HOW TO COMPLETE THIS TASK: Restate the full set of records exactly, word for word.

RAW DATA:
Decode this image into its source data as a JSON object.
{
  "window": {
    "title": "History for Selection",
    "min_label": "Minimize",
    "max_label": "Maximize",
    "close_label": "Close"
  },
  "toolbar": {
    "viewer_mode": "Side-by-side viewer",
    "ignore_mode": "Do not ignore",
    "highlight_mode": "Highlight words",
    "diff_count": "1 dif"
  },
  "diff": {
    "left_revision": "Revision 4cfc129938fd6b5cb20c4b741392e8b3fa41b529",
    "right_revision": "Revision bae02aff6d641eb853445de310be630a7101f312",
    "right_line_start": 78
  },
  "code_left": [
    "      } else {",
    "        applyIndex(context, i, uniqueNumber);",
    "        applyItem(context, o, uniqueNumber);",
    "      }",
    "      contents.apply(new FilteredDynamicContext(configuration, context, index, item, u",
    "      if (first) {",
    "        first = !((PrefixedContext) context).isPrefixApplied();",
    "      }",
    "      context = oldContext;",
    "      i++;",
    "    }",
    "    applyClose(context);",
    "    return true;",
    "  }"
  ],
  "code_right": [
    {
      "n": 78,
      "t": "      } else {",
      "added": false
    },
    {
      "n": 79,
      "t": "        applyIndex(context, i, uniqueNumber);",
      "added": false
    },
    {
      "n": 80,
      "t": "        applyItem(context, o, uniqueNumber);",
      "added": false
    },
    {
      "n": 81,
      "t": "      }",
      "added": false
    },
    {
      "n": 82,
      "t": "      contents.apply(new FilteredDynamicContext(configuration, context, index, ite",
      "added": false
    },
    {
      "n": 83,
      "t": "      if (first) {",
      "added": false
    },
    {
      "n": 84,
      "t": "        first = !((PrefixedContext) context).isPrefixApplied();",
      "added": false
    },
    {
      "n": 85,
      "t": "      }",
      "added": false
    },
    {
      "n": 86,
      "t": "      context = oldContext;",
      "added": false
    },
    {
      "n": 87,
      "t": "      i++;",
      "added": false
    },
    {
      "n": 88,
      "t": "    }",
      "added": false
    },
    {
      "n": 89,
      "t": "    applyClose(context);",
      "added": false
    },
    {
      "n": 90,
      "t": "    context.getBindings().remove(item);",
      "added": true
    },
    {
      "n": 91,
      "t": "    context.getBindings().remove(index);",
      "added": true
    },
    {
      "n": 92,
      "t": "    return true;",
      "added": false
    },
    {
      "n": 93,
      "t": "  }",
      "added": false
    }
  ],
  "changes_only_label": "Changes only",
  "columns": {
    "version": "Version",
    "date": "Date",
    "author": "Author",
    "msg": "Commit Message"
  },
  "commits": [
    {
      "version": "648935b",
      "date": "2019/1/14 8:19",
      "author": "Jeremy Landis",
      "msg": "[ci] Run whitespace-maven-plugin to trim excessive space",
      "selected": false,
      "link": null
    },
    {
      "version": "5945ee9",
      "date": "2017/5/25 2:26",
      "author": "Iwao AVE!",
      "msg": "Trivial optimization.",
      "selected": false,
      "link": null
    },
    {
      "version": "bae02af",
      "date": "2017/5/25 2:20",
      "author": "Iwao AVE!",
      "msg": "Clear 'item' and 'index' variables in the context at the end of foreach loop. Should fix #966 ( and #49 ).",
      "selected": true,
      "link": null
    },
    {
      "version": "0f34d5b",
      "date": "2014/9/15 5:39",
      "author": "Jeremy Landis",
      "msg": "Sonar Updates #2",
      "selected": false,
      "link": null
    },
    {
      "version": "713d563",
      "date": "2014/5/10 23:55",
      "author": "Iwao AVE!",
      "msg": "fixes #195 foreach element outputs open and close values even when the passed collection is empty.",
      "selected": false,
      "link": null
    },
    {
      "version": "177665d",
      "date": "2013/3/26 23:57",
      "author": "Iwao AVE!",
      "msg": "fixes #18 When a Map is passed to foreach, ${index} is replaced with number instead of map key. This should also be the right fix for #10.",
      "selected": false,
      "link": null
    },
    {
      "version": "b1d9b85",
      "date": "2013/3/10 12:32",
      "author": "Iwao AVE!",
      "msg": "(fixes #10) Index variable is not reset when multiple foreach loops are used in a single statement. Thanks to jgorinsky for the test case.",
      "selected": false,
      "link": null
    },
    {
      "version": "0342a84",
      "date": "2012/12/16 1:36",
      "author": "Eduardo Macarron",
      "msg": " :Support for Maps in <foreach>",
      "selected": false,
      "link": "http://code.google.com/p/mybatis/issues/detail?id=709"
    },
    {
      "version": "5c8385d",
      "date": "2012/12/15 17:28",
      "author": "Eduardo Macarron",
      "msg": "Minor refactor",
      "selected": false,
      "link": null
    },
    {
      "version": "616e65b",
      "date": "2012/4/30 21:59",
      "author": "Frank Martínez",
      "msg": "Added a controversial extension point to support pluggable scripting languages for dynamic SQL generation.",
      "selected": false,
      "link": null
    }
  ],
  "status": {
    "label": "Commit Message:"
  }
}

THE ANSWER:
Decode this image into its source data as a JSON object.
{
  "window": {
    "title": "History for Selection",
    "min_label": "Minimize",
    "max_label": "Maximize",
    "close_label": "Close"
  },
  "toolbar": {
    "viewer_mode": "Side-by-side viewer",
    "ignore_mode": "Do not ignore",
    "highlight_mode": "Highlight words",
    "diff_count": "1 dif"
  },
  "diff": {
    "left_revision": "Revision 4cfc129938fd6b5cb20c4b741392e8b3fa41b529",
    "right_revision": "Revision bae02aff6d641eb853445de310be630a7101f312",
    "right_line_start": 78
  },
  "code_left": [
    "      } else {",
    "        applyIndex(context, i, uniqueNumber);",
    "        applyItem(context, o, uniqueNumber);",
    "      }",
    "      contents.apply(new FilteredDynamicContext(configuration, context, index, item, u",
    "      if (first) {",
    "        first = !((PrefixedContext) context).isPrefixApplied();",
    "      }",
    "      context = oldContext;",
    "      i++;",
    "    }",
    "    applyClose(context);",
    "    return true;",
    "  }"
  ],
  "code_right": [
    {
      "n": 78,
      "t": "      } else {",
      "added": false
    },
    {
      "n": 79,
      "t": "        applyIndex(context, i, uniqueNumber);",
      "added": false
    },
    {
      "n": 80,
      "t": "        applyItem(context, o, uniqueNumber);",
      "added": false
    },
    {
      "n": 81,
      "t": "      }",
      "added": false
    },
    {
      "n": 82,
      "t": "      contents.apply(new FilteredDynamicContext(configuration, context, index, ite",
      "added": false
    },
    {
      "n": 83,
      "t": "      if (first) {",
      "added": false
    },
    {
      "n": 84,
      "t": "        first = !((PrefixedContext) context).isPrefixApplied();",
      "added": false
    },
    {
      "n": 85,
      "t": "      }",
      "added": false
    },
    {
      "n": 86,
      "t": "      context = oldContext;",
      "added": false
    },
    {
      "n": 87,
      "t": "      i++;",
      "added": false
    },
    {
      "n": 88,
      "t": "    }",
      "added": false
    },
    {
      "n": 89,
      "t": "    applyClose(context);",
      "added": false
    },
    {
      "n": 90,
      "t": "    context.getBindings().remove(item);",
      "added": true
    },
    {
      "n": 91,
      "t": "    context.getBindings().remove(index);",
      "added": true
    },
    {
      "n": 92,
      "t": "    return true;",
      "added": false
    },
    {
      "n": 93,
      "t": "  }",
      "added": false
    }
  ],
  "changes_only_label": "Changes only",
  "columns": {
    "version": "Version",
    "date": "Date",
    "author": "Author",
    "msg": "Commit Message"
  },
  "commits": [
    {
      "version": "648935b",
      "date": "2019/1/14 8:19",
      "author": "Jeremy Landis",
      "msg": "[ci] Run whitespace-maven-plugin to trim excessive space",
      "selected": false,
      "link": null
    },
    {
      "version": "5945ee9",
      "date": "2017/5/25 2:26",
      "author": "Iwao AVE!",
      "msg": "Trivial optimization.",
      "selected": false,
      "link": null
    },
    {
      "version": "bae02af",
      "date": "2017/5/25 2:20",
      "author": "Iwao AVE!",
      "msg": "Clear 'item' and 'index' variables in the context at the end of foreach loop. Should fix #966 ( and #49 ).",
      "selected": true,
      "link": null
    },
    {
      "version": "0f34d5b",
      "date": "2014/9/15 5:39",
      "author": "Jeremy Landis",
      "msg": "Sonar Updates #2",
      "selected": false,
      "link": null
    },
    {
      "version": "713d563",
      "date": "2014/5/10 23:55",
      "author": "Iwao AVE!",
      "msg": "fixes #195 foreach element outputs open and close values even when the passed collection is empty.",
      "selected": false,
      "link": null
    },
    {
      "version": "177665d",
      "date": "2013/3/26 23:57",
      "author": "Iwao AVE!",
      "msg": "fixes #18 When a Map is passed to foreach, ${index} is replaced with number instead of map key. This should also be the right fix for #10.",
      "selected": false,
      "link": null
    },
    {
      "version": "b1d9b85",
      "date": "2013/3/10 12:32",
      "author": "Iwao AVE!",
      "msg": "(fixes #10) Index variable is not reset when multiple foreach loops are used in a single statement. Thanks to jgorinsky for the test case.",
      "selected": false,
      "link": null
    },
    {
      "version": "0342a84",
      "date": "2012/12/16 1:36",
      "author": "Eduardo Macarron",
      "msg": " :Support for Maps in <foreach>",
      "selected": false,
      "link": "http://code.google.com/p/mybatis/issues/detail?id=709"
    },
    {
      "version": "5c8385d",
      "date": "2012/12/15 17:28",
      "author": "Eduardo Macarron",
      "msg": "Minor refactor",
      "selected": false,
      "link": null
    },
    {
      "version": "616e65b",
      "date": "2012/4/30 21:59",
      "author": "Frank Martínez",
      "msg": "Added a controversial extension point to support pluggable scripting languages for dynamic SQL generation.",
      "selected": false,
      "link": null
    }
  ],
  "status": {
    "label": "Commit Message:"
  }
}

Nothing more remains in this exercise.